In 1964, a young Russian-speaking Anglican priest, Michael Bourdeaux, was visiting Moscow when he heard that the Soviet authorities had just demolished a church. He went to investigate and noticed two women peering through a fence at a pile of rubble with a few bent crosses on top.
He approached them and revealed that he was a foreigner wanting to find out what had happened. “We need you,” replied one of the women and asked him to follow them discreetly by tram and bus to a wooden house on the outskirts of the city.
Safely behind closed doors, Bourdeaux explained that his visit had been prompted partly by reading letters smuggled out of the Soviet Union describing brutal attempts to intimidate monks and their congregation at a monastery in Ukraine. “Their faces turned white,” he recalled. “There was a stunned silence, then a cry, muffled in tears: ‘We wrote those documents.’ ”
“What can I do for you?” he asked. “Be our voice and speak for us,” was their reply.

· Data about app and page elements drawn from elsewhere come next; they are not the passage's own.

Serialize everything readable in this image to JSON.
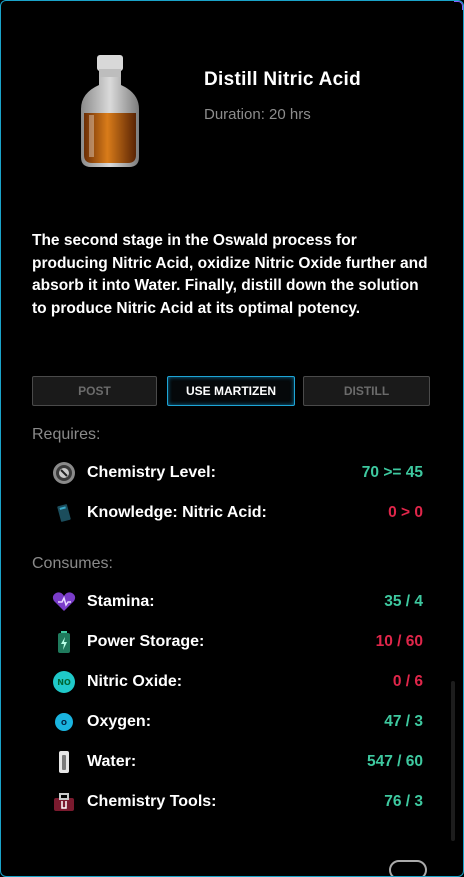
{
  "recipe": {
    "title": "Distill Nitric Acid",
    "duration": "Duration: 20 hrs",
    "description": "The second stage in the Oswald process for producing Nitric Acid, oxidize Nitric Oxide further and absorb it into Water. Finally, distill down the solution to produce Nitric Acid at its optimal potency."
  },
  "actions": {
    "post": "POST",
    "use_martizen": "USE MARTIZEN",
    "distill": "DISTILL"
  },
  "requires": {
    "heading": "Requires:",
    "items": [
      {
        "icon": "chemistry-level-icon",
        "label": "Chemistry Level:",
        "value": "70 >= 45",
        "status": "ok"
      },
      {
        "icon": "knowledge-book-icon",
        "label": "Knowledge: Nitric Acid:",
        "value": "0 > 0",
        "status": "fail"
      }
    ]
  },
  "consumes": {
    "heading": "Consumes:",
    "items": [
      {
        "icon": "stamina-heart-icon",
        "label": "Stamina:",
        "value": "35 / 4",
        "status": "ok"
      },
      {
        "icon": "battery-icon",
        "label": "Power Storage:",
        "value": "10 / 60",
        "status": "fail"
      },
      {
        "icon": "nitric-oxide-icon",
        "label": "Nitric Oxide:",
        "value": "0 / 6",
        "status": "fail"
      },
      {
        "icon": "oxygen-icon",
        "label": "Oxygen:",
        "value": "47 / 3",
        "status": "ok"
      },
      {
        "icon": "water-icon",
        "label": "Water:",
        "value": "547 / 60",
        "status": "ok"
      },
      {
        "icon": "chemistry-tools-icon",
        "label": "Chemistry Tools:",
        "value": "76 / 3",
        "status": "ok"
      }
    ]
  },
  "colors": {
    "ok": "#3ec9a0",
    "fail": "#e0264a",
    "accent": "#1ea5d6"
  }
}
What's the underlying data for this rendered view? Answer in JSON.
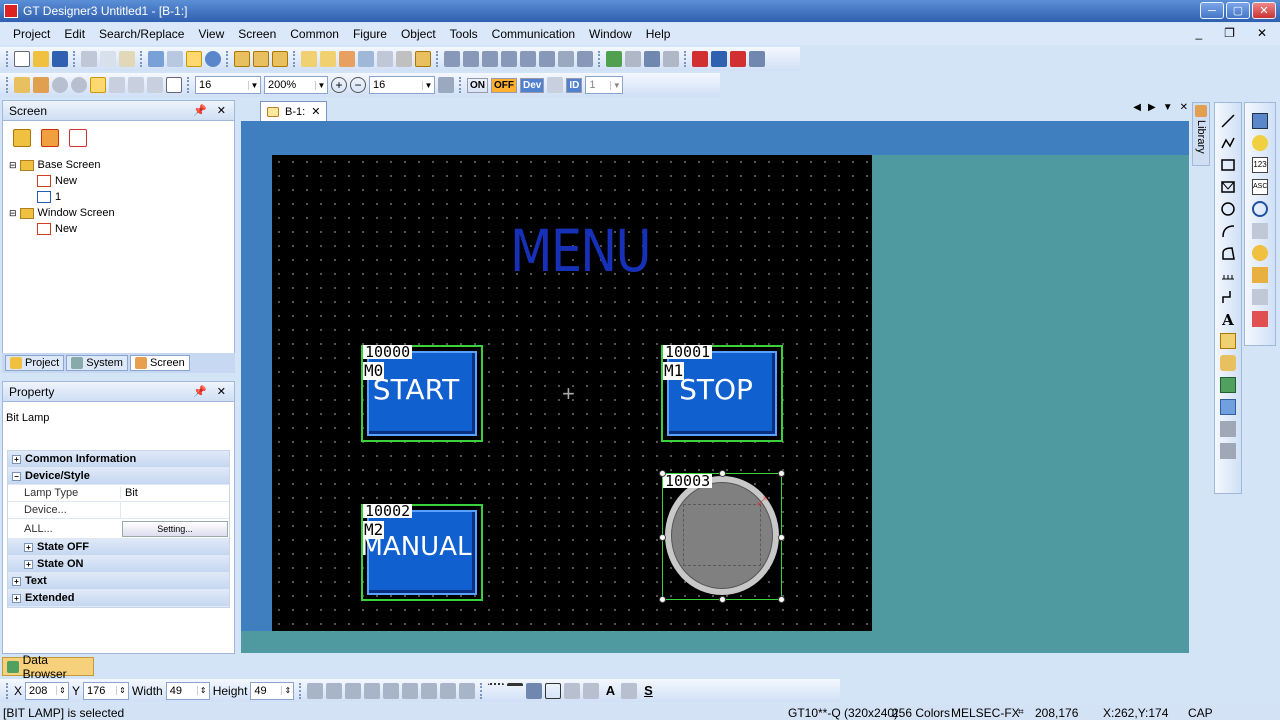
{
  "window": {
    "title": "GT Designer3 Untitled1 - [B-1:]",
    "min": "─",
    "max": "▢",
    "close": "✕"
  },
  "menu": [
    "Project",
    "Edit",
    "Search/Replace",
    "View",
    "Screen",
    "Common",
    "Figure",
    "Object",
    "Tools",
    "Communication",
    "Window",
    "Help"
  ],
  "toolbar2": {
    "grid_value": "16",
    "zoom": "200%",
    "snap_value": "16",
    "on_label": "ON",
    "off_label": "OFF",
    "dev_label": "Dev",
    "id_label": "ID",
    "page_value": "1"
  },
  "screen_panel": {
    "title": "Screen",
    "tree": [
      {
        "label": "Base Screen",
        "level": 0,
        "type": "folder"
      },
      {
        "label": "New",
        "level": 1,
        "type": "new"
      },
      {
        "label": "1",
        "level": 1,
        "type": "screen"
      },
      {
        "label": "Window Screen",
        "level": 0,
        "type": "folder"
      },
      {
        "label": "New",
        "level": 1,
        "type": "new"
      }
    ],
    "tabs": [
      "Project",
      "System",
      "Screen"
    ]
  },
  "property_panel": {
    "title": "Property",
    "object": "Bit Lamp",
    "rows": [
      {
        "label": "Common Information",
        "cat": true,
        "sign": "+"
      },
      {
        "label": "Device/Style",
        "cat": true,
        "sign": "−"
      },
      {
        "label": "Lamp Type",
        "value": "Bit"
      },
      {
        "label": "Device...",
        "value": ""
      },
      {
        "label": "ALL...",
        "button": "Setting..."
      },
      {
        "label": "State OFF",
        "cat": true,
        "sign": "+",
        "sub": true
      },
      {
        "label": "State ON",
        "cat": true,
        "sign": "+",
        "sub": true
      },
      {
        "label": "Text",
        "cat": true,
        "sign": "+"
      },
      {
        "label": "Extended",
        "cat": true,
        "sign": "+"
      }
    ]
  },
  "doc_tab": {
    "label": "B-1:",
    "close": "✕"
  },
  "library_label": "Library",
  "canvas": {
    "title": "MENU",
    "buttons": [
      {
        "id": "10000",
        "device": "M0",
        "label": "START"
      },
      {
        "id": "10001",
        "device": "M1",
        "label": "STOP"
      },
      {
        "id": "10002",
        "device": "M2",
        "label": "MANUAL"
      }
    ],
    "lamp": {
      "id": "10003"
    }
  },
  "data_browser": "Data Browser",
  "coords": {
    "x_label": "X",
    "x": "208",
    "y_label": "Y",
    "y": "176",
    "w_label": "Width",
    "w": "49",
    "h_label": "Height",
    "h": "49"
  },
  "status": {
    "message": "[BIT LAMP] is selected",
    "model": "GT10**-Q (320x240)",
    "colors": "256 Colors",
    "plc": "MELSEC-FX",
    "pos": "208,176",
    "cursor": "X:262,Y:174",
    "cap": "CAP"
  }
}
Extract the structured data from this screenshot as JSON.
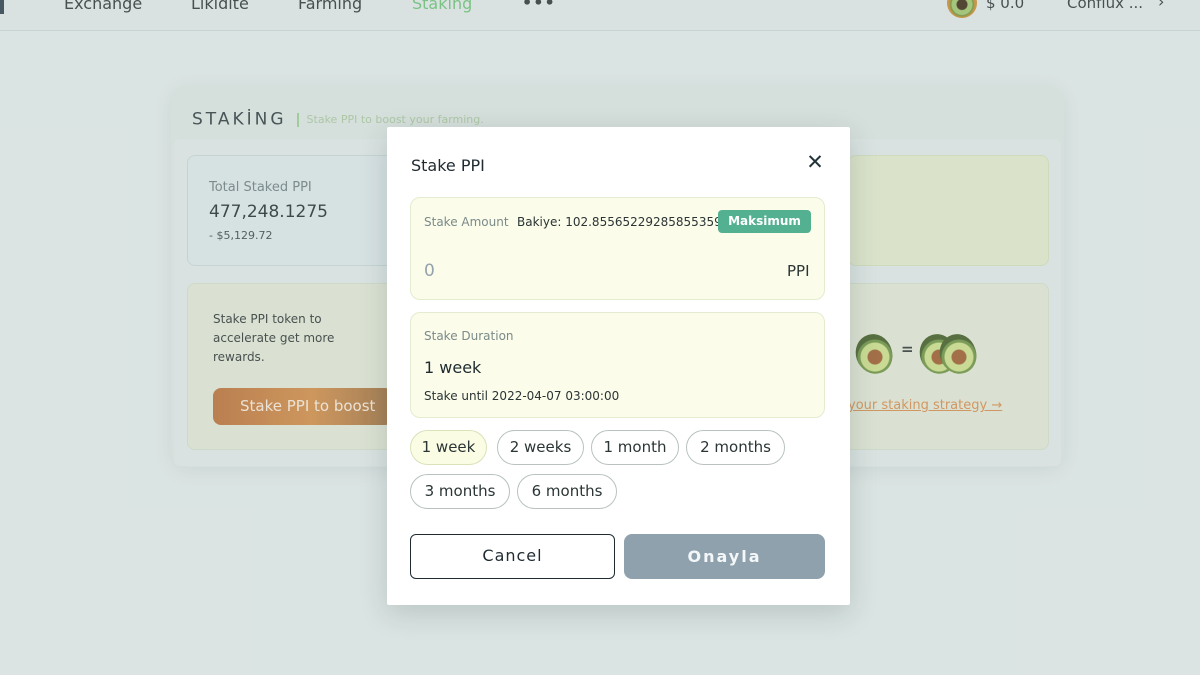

Bourdeaux returned to Britain dedicated to what became his life’s work: researching and publicising what was happening to religious believers in the communist-ruled countries of Europe. “I simply had to speak as a medium for the voice which I had heard so decisively,” he wrote.